TASK DESCRIPTION | A line belongs in the answer if it contains "icon"; copy every such line from the entries below.

RECORDS FOR PROCESSING: Begin

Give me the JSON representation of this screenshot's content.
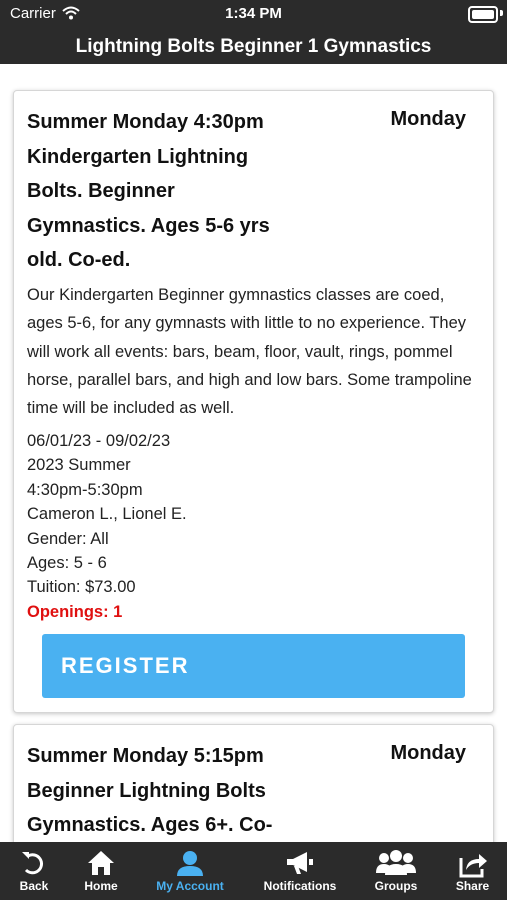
{
  "status_bar": {
    "carrier": "Carrier",
    "time": "1:34 PM"
  },
  "nav": {
    "title": "Lightning Bolts Beginner 1 Gymnastics"
  },
  "classes": [
    {
      "title": "Summer Monday 4:30pm Kindergarten Lightning Bolts. Beginner Gymnastics. Ages 5-6 yrs old. Co-ed.",
      "day": "Monday",
      "description": "Our Kindergarten Beginner gymnastics classes are coed, ages 5-6, for any gymnasts with little to no experience. They will work all events: bars, beam, floor, vault, rings, pommel horse, parallel bars, and high and low bars. Some trampoline time will be included as well.",
      "dates": "06/01/23 - 09/02/23",
      "session": "2023 Summer",
      "time": "4:30pm-5:30pm",
      "instructors": "Cameron L., Lionel E.",
      "gender": "Gender: All",
      "ages": "Ages: 5 - 6",
      "tuition": "Tuition: $73.00",
      "openings": "Openings: 1",
      "register_label": "REGISTER"
    },
    {
      "title": "Summer Monday 5:15pm Beginner Lightning Bolts Gymnastics. Ages 6+. Co-",
      "day": "Monday"
    }
  ],
  "tabbar": {
    "items": [
      {
        "label": "Back",
        "icon": "back-arrow-icon"
      },
      {
        "label": "Home",
        "icon": "home-icon"
      },
      {
        "label": "My Account",
        "icon": "user-icon"
      },
      {
        "label": "Notifications",
        "icon": "megaphone-icon"
      },
      {
        "label": "Groups",
        "icon": "groups-icon"
      },
      {
        "label": "Share",
        "icon": "share-icon"
      }
    ],
    "active": "My Account",
    "active_color": "#4ab1f1"
  },
  "colors": {
    "bar": "#2b2b2b",
    "accent": "#4ab1f1",
    "openings": "#e01010"
  }
}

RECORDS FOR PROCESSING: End

EXPECTED ANSWER |
        "icon": "back-arrow-icon"
        "icon": "home-icon"
        "icon": "user-icon"
        "icon": "megaphone-icon"
        "icon": "groups-icon"
        "icon": "share-icon"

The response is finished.